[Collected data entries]
▬▬▬
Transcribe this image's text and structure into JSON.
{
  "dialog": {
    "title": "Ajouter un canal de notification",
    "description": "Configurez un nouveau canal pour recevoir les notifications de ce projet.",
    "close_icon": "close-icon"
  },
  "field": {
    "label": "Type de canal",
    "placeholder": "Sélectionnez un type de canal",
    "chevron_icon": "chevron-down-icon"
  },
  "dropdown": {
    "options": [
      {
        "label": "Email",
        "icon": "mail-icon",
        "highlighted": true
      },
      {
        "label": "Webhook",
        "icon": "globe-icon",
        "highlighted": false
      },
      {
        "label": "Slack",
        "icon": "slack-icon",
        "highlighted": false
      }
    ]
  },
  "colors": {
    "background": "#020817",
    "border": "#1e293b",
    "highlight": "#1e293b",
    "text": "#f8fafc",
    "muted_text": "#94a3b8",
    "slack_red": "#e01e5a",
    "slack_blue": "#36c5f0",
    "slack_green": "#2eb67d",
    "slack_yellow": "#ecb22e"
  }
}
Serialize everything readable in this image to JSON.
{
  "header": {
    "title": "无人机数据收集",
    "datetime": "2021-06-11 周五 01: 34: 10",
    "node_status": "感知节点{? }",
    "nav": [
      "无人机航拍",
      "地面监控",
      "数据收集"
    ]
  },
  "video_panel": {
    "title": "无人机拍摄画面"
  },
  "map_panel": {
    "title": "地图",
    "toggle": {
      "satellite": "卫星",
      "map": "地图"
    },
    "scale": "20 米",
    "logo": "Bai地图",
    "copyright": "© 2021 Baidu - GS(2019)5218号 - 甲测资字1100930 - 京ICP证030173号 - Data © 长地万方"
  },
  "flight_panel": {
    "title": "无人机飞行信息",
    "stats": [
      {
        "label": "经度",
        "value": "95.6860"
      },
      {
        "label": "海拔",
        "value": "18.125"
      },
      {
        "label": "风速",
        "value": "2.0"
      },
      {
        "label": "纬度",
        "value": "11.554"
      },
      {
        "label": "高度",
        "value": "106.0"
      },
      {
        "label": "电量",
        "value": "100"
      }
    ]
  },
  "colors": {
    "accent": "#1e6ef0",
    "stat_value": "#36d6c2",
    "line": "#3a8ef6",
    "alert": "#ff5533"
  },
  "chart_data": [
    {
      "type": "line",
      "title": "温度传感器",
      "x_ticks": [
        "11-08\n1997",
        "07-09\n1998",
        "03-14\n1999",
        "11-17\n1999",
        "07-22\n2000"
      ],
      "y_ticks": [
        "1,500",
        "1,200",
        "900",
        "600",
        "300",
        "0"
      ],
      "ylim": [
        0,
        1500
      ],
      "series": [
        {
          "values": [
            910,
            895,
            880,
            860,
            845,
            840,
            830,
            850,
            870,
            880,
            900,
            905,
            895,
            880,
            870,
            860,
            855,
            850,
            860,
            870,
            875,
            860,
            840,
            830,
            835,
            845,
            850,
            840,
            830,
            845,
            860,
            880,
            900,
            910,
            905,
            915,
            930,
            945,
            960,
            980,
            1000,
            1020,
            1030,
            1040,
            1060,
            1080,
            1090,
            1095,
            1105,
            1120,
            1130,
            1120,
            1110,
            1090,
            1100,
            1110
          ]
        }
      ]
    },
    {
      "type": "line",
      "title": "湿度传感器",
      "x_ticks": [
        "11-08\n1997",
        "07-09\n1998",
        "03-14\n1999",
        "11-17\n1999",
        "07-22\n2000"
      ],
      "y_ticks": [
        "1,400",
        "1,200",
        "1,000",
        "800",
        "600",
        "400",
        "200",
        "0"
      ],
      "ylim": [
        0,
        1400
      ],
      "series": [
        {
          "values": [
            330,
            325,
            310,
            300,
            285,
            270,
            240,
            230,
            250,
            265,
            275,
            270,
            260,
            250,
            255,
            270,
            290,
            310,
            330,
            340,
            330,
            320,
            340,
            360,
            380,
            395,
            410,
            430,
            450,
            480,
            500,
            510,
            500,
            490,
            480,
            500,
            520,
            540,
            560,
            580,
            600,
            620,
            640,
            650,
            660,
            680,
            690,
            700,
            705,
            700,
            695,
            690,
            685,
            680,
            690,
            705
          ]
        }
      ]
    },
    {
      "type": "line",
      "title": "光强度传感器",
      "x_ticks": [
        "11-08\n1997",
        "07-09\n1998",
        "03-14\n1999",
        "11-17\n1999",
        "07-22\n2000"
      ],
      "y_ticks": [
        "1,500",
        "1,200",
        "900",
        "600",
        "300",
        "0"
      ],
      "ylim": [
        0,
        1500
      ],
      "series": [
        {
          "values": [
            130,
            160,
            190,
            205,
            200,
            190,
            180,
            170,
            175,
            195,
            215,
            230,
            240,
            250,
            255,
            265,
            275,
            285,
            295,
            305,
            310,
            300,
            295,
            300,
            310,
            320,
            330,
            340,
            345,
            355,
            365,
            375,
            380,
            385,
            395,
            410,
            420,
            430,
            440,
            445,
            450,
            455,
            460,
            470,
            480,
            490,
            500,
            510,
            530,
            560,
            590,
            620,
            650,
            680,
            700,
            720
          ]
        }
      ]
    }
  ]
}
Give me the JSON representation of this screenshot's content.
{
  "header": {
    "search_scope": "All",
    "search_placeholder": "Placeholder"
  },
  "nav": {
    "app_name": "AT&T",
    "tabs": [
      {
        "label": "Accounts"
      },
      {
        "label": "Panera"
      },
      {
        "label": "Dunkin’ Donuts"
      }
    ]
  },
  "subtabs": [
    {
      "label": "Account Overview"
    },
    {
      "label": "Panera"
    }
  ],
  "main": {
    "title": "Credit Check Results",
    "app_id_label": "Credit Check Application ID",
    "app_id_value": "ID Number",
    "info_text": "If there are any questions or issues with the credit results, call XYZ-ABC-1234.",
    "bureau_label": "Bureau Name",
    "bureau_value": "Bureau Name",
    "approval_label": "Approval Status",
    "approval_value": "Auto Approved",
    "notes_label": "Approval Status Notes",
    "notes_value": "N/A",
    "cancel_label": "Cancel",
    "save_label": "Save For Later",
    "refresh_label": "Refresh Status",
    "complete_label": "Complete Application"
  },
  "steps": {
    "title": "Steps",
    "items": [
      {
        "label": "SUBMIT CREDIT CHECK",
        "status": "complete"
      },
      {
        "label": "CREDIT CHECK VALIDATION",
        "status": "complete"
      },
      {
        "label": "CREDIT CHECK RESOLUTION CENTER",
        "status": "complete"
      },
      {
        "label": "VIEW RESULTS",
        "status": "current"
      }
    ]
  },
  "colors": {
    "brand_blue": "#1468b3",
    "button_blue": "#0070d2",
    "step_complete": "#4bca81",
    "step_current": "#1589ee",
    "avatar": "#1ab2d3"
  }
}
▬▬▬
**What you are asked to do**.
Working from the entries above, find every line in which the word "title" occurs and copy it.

**Reply to the task**.
    "title": "Ajouter un canal de notification",
    "title": "无人机数据收集",
    "title": "无人机拍摄画面"
    "title": "地图",
    "title": "无人机飞行信息",
      "title": "温度传感器",
      "title": "湿度传感器",
      "title": "光强度传感器",
    "title": "Credit Check Results",
    "title": "Steps",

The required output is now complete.